A viral hit is the holy grail for marketers these days: Not only does it generate a ton of awareness, but it also repositions a brand as an industry leader thanks to endorsements in the form of shares and retweets.
Consider GoldieBlox’s highly successful “Princess Machine,” which helped the retailer make their mark in the toy industry. This playful video follows a trio of girls as they test their latest engineering endeavor, and although the campaign ran into a bit of snag regarding music licensing, there’s no denying it was successful: Not only did it generate more eight million views in a week, but it helped the company earn a 30-second Super Bowl ad.
So what is it about this campaign and other viral hits that make people click ‘share?’
New research points to key emotional drivers, so to get a better understanding of what these influential triggers look like, my team at Fractl used the Pleasure-Arousal-Dominance (PAD) model to analyze the emotional responses to some of the top images from Reddit’s r/pics community. Our results revealed that there are three ideal emotional combinations for viral content.
Here I’ll walk you through our findings and provide examples of what successful campaigns look like for different combinations.
Viral content tends to be incredibly positive, specifically because of high arousal emotions like happiness and admiration.As you can see by the top 10 list below, our results indicated that the top viral emotions tend to be incredibly positive:
This shouldn’t be too surprising when you think about it (Chewbacca Mom, for instance, was all smiles in her video), and it reflects previous findings about arousal’s role in viral content. But our data also suggests that it takes more than the right levels of arousal to drive viral content: In order to maximize shares, your content also needs to strike the precise levels of dominance.
However, you’re probably wondering what exactly we mean by arousal and dominance. In short: They are two dimensions psychologists use to categorize an emotional experience. More specifically, these dimensions describe the following emotions:
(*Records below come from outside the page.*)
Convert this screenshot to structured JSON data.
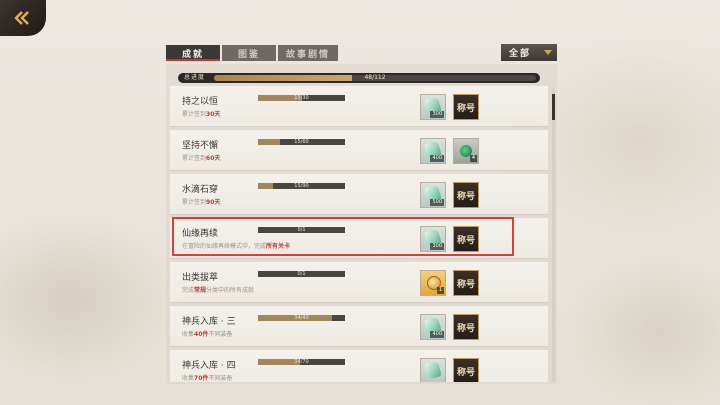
{
  "tabs": [
    {
      "label": "成就",
      "active": true
    },
    {
      "label": "图鉴",
      "active": false
    },
    {
      "label": "故事剧情",
      "active": false
    }
  ],
  "filter": {
    "label": "全部"
  },
  "total_progress": {
    "label": "总进度",
    "value_text": "48/112",
    "fraction": 0.4286
  },
  "achievements": [
    {
      "name": "持之以恒",
      "desc_pre": "累计签到",
      "desc_hl": "30天",
      "desc_post": "",
      "progress_text": "15/30",
      "fraction": 0.5,
      "rewards": [
        {
          "icon": "jade-gem-icon",
          "count": "300"
        }
      ],
      "title_btn": "称号"
    },
    {
      "name": "坚持不懈",
      "desc_pre": "累计签到",
      "desc_hl": "60天",
      "desc_post": "",
      "progress_text": "15/60",
      "fraction": 0.25,
      "rewards": [
        {
          "icon": "jade-gem-icon",
          "count": "400"
        },
        {
          "icon": "green-orb-icon",
          "count": "4"
        }
      ],
      "title_btn": ""
    },
    {
      "name": "水滴石穿",
      "desc_pre": "累计签到",
      "desc_hl": "90天",
      "desc_post": "",
      "progress_text": "15/90",
      "fraction": 0.1667,
      "rewards": [
        {
          "icon": "jade-gem-icon",
          "count": "500"
        }
      ],
      "title_btn": "称号"
    },
    {
      "name": "仙缘再续",
      "desc_pre": "在冒险的仙缘再续模式中，完成",
      "desc_hl": "所有关卡",
      "desc_post": "",
      "progress_text": "0/1",
      "fraction": 0,
      "rewards": [
        {
          "icon": "jade-gem-icon",
          "count": "300"
        }
      ],
      "title_btn": "称号"
    },
    {
      "name": "出类拔萃",
      "desc_pre": "完成",
      "desc_hl": "常规",
      "desc_post": "分类中的所有成就",
      "progress_text": "0/1",
      "fraction": 0,
      "rewards": [
        {
          "icon": "gold-coin-icon",
          "count": "1"
        }
      ],
      "title_btn": "称号"
    },
    {
      "name": "神兵入库 · 三",
      "desc_pre": "收集",
      "desc_hl": "40件",
      "desc_post": "不同装备",
      "progress_text": "34/40",
      "fraction": 0.85,
      "rewards": [
        {
          "icon": "jade-gem-icon",
          "count": "400"
        }
      ],
      "title_btn": "称号"
    },
    {
      "name": "神兵入库 · 四",
      "desc_pre": "收集",
      "desc_hl": "70件",
      "desc_post": "不同装备",
      "progress_text": "34/70",
      "fraction": 0.4857,
      "rewards": [
        {
          "icon": "jade-gem-icon",
          "count": ""
        }
      ],
      "title_btn": "称号"
    }
  ]
}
- Arousal ranges from excitement to relaxation. Anger is a high-arousal emotion; sadness is low-arousal.
- Dominance ranges from submission to feeling in control. Fear is low-dominance; an emotion that makes someone feel empowered, such as admiration, is high-dominance.
We took a closer look at how these levels varied between viral images, and we were able to pinpoint the ideal levels of each, with the most frequent combinations highlighted below:
Again, high arousal is a frequent driver of viral content – specifically content that triggers at least one positive emotional response – and admiration and happiness were the most common positive emotions to appear in these combinations.
Android’s “Friends Furever” campaign is a great example of this in action. The video is a series of unlikely animal pairings hanging out together, which helps promote the brand’s idea of individualism in a market saturated by Apple while also tapping into an incredibly positive, warm, fuzzy feeling. The result? More than 24 million views on YouTube.
Don’t dismiss dominance: Social sharing is connected to high levels of empowering emotions.Researchers Jacopo Staiano of Sorbonne University and Marco Guerini of Trento Rise also took a look at the roles arousal and dominance play in how content goes viral. After reviewing the emotional scores of 65,000 articles, they discovered that high levels of dominance – like feelings of inspiration, admiration, and empowerment – are connected to higher social shares.
Thinking back to our configurations of arousal and dominance, dominance was only high when arousal was also high, and the accompanying emotions were either all positive or a combination of positive emotions plus surprise. So if you want to create something highly shareable within these parameters, your content should be inspiring with an interesting twist.
Consider Reebok’s “25,915 Days” campaign. The title refers to the average number of days in a human life, and the minute-long video follows one woman’s relationship with running in reverse – beginning with her participation in a Reebok-sponsored Spartan Race to the day she was born. The ad also includes more humorous events, like a night she streaked in college. Her inspiring journey and the twist of telling her tale backwards caught audiences’ attention and helped the clip earn more than 700,000 views on YouTube.
Negative content can still go viral, but it needs to include an element of surprise.When arousal and dominance were both low, our results revealed that although there was a greater variation in emotional responses, surprise was the primary or secondary response for nearly every image. And unlike the high arousal combinations where positive emotions were always present, the low-arousal, low-dominance configuration proved that as long as an image was surprising the other emotions could be either purely positive or negative.
Let’s take a look at Just Not Sports’ “#MoreThanMean” video. The clip features two female sports reporters who are read out loud abusive messages they received online a la Jimmy Kimmel’s popular “mean tweets” segment. The tone is perfectly executed, making the transition from a light hearted opening to a more somber finale in which the men begin to apologize for what they’ve read. This surprising twist on a familiar idea helped the campaign earn more than three million YouTube views.
The biggest takeaway? Virality isn’t limited to big brands – your content just needs to strike the right emotional chords.The good news is that studies continue to prove that marketing's holy grail is attainable: Virality isn’t the result of a big budget or luck; it’s actually the product of a powerful emotional experience. Understanding how you can hit the ideal levels of arousal and dominance when producing your own content can yield surprisingly big results – a major key to viral success.
This is a guest contribution from Andrea Lehr.